The Two

Bluebird plays emo.

Not that I’d hold that against them — they’d probably prefer some term like “post-hardcore” to the old standby, newly-refreshed for emo bands that don’t want to be labeled as such, “indie rock.” Take your pick.

Bluebird plays music that’s kinda jangly, kinda melodic, kinda sung, kinda screamed kinda stuff. To me it’s kinda interesting, kinda not.

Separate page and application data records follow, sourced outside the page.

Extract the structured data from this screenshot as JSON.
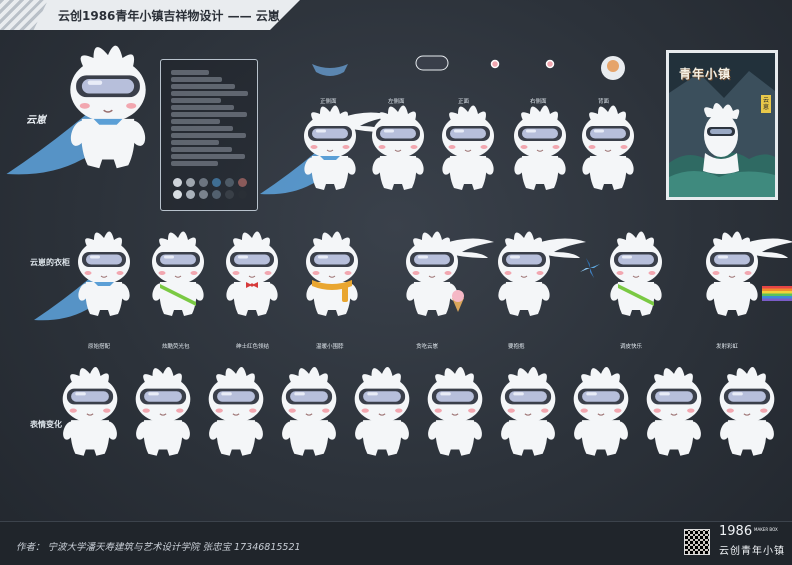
{
  "header": {
    "title": "云创1986青年小镇吉祥物设计 —— 云崽"
  },
  "mascot": {
    "name": "云崽"
  },
  "views": [
    {
      "label": "正侧面"
    },
    {
      "label": "左侧面"
    },
    {
      "label": "正面"
    },
    {
      "label": "右侧面"
    },
    {
      "label": "背面"
    }
  ],
  "sections": {
    "outfits": "云崽的衣柜",
    "expressions": "表情变化"
  },
  "outfits": [
    {
      "label": "原始搭配"
    },
    {
      "label": "炫酷荧光包"
    },
    {
      "label": "绅士红色领结"
    },
    {
      "label": "温暖小围脖"
    },
    {
      "label": "贪吃云崽"
    },
    {
      "label": "要抱抱"
    },
    {
      "label": "调皮快乐"
    },
    {
      "label": "发射彩虹"
    }
  ],
  "poster": {
    "title": "青年小镇",
    "tag": "云崽"
  },
  "footer": {
    "author": "作者：  宁波大学潘天寿建筑与艺术设计学院  张忠宝  17346815521",
    "logo_year": "1986",
    "logo_sub_1": "MAKER",
    "logo_sub_2": "BOX",
    "logo_cn": "云创青年小镇"
  },
  "colors": {
    "background": "#2c323a",
    "banner": "#e9ecef",
    "mascot_body": "#f4f6f8",
    "goggles": "#3a3f4a",
    "cape": "#5b9fd6",
    "strap": "#7ac943",
    "bowtie": "#d63b3b",
    "scarf": "#e9a630",
    "swatches": [
      "#cfd4da",
      "#9fa6ae",
      "#6c7580",
      "#3f6e93",
      "#4e5a66",
      "#8a5a5a",
      "#d9dee3",
      "#aab2bb",
      "#7a838d",
      "#52606e",
      "#393f47",
      "#2a2f36"
    ]
  },
  "icons": {
    "view_accessories": [
      "mask-icon",
      "goggles-icon",
      "cheek-dot-icon",
      "cheek-dot-icon",
      "icecream-icon"
    ],
    "pinwheel": "pinwheel-icon",
    "rainbow": "rainbow-icon"
  }
}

Over time I’ve come to the realization that passionate, emotional rockin’ and melodic music does not come from the speakers of Mineral, the Promise Ring and Texas Is the Reason as much as it does from Cheap Trick.

While Bluebird doesn’t particularly sound like any of the above-mentioned bands, choosing to take cues from the much beloved and mourned Quicksand (who for all intents and purposes, perfected the style of music Bluebird aims to play), they don’t really do much of anything terribly exciting. There are a couple of jazzy, chaotic tunes in the vein of early Gravity Records bands like Angel Hair and Antioch Arrow and then some other stuff that reminds me of “annoying” bands like the Vehicle Birth, but the sum of these parts doesn’t add up to a cohesive whole.

Rather than feign interest in a band like Bluebird, I offer these words of wisdom to the aspiring hopefuls: Cheap Trick at Budokan. Albeit a live album, but one with a beginning, middle, and end, not to mention the fantastic skin-pounding by Bun E. Carlos.